Work order ▸
How many lines in the entries below include the word "JSON"? Respond with the number only.

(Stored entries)
------------------------------------------------------------

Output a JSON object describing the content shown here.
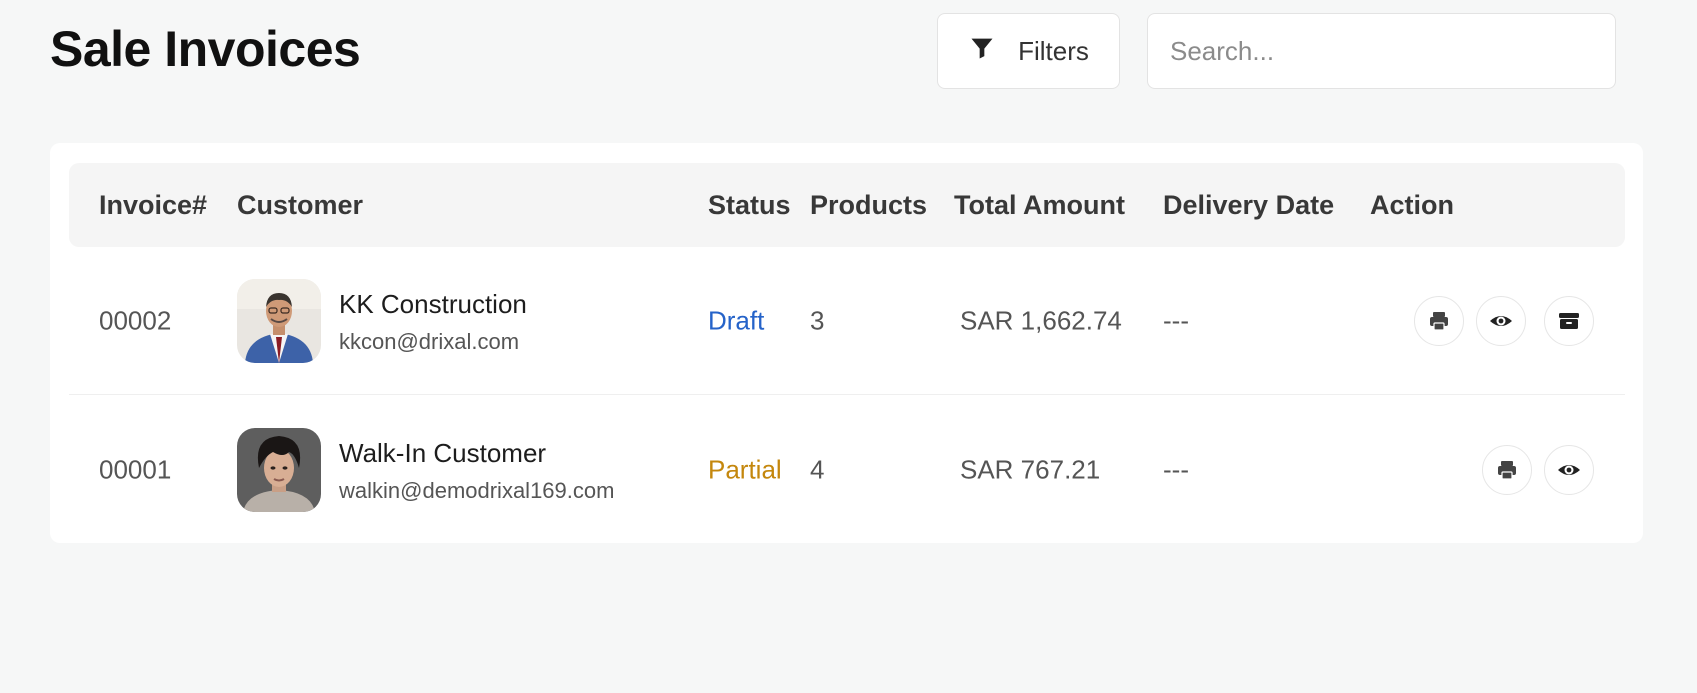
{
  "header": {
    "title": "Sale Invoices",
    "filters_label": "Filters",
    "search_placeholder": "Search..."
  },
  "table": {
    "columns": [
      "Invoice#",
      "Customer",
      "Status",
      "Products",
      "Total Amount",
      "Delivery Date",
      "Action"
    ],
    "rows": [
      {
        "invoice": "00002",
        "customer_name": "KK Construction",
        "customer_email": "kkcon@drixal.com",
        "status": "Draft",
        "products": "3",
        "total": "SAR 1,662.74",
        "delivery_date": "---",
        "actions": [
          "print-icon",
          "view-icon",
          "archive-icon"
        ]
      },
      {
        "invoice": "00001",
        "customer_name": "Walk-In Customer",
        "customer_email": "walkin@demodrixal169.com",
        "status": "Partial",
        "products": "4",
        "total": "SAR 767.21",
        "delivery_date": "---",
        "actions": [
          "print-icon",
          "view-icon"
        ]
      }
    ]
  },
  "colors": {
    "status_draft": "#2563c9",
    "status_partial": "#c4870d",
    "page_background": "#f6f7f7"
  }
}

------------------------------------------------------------

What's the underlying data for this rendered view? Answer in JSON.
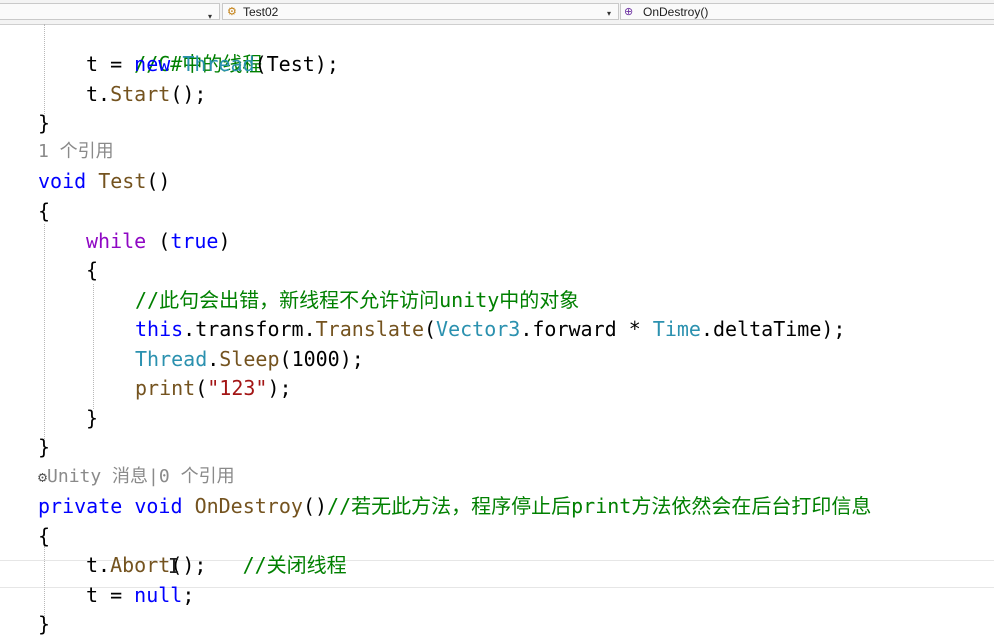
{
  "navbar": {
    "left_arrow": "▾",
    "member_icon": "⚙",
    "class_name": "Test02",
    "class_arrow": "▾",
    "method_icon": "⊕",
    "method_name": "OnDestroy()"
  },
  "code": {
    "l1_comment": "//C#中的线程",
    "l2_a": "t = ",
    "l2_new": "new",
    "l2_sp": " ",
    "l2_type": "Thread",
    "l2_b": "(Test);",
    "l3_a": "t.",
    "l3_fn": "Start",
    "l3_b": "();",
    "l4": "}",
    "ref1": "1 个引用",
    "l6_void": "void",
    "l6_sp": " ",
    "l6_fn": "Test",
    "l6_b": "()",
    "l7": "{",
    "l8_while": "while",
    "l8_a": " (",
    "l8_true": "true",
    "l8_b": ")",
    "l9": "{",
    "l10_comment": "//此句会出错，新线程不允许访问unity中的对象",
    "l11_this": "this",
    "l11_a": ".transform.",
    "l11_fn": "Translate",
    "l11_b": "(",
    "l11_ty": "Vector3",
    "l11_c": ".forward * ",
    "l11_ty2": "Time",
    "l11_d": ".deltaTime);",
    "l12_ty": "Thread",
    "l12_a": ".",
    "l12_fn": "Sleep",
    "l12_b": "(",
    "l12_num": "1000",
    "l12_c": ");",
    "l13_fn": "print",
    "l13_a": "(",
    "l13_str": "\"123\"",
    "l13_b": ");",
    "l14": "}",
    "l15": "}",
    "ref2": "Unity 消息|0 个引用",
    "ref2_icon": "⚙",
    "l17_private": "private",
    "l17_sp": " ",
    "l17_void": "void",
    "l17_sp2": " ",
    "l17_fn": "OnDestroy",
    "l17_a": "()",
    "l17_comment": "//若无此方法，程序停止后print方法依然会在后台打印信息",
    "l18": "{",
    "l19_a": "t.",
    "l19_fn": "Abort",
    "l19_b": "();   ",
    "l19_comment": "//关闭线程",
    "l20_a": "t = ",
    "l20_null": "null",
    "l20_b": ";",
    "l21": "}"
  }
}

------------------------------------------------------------

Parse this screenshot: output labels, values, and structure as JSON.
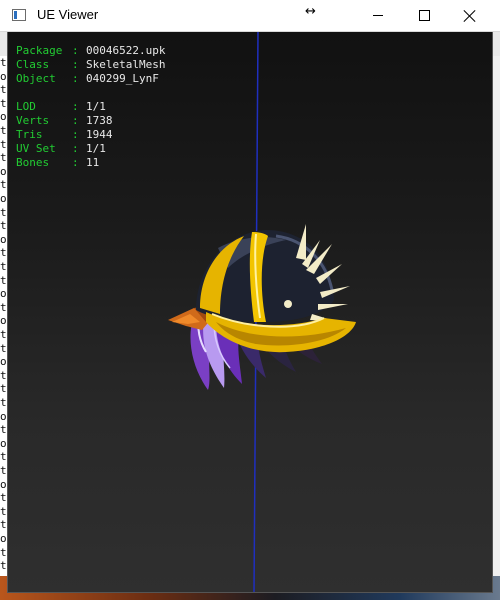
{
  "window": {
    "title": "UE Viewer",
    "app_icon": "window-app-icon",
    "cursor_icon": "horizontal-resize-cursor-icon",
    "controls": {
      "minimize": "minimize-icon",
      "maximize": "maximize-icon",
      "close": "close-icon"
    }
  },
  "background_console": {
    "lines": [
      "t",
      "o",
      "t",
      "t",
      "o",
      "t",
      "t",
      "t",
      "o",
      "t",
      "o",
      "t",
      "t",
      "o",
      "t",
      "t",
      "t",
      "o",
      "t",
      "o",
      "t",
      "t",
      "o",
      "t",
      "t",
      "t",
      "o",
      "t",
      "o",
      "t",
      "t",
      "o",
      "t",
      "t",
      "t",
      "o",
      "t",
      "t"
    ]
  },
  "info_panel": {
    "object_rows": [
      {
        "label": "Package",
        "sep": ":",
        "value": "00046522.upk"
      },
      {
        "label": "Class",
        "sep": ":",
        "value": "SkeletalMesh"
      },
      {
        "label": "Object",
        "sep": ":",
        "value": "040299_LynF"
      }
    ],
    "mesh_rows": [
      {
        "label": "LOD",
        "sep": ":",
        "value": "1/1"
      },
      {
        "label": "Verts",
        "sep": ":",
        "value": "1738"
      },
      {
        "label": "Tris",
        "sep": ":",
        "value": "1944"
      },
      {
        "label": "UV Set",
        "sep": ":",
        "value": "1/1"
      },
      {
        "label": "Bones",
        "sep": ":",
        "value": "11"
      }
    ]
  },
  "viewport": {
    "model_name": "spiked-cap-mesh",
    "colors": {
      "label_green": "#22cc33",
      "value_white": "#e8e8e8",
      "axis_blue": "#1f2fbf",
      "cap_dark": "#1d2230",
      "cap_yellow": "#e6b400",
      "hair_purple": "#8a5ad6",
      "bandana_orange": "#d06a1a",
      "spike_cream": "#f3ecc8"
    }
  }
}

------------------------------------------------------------

Response area ▸
3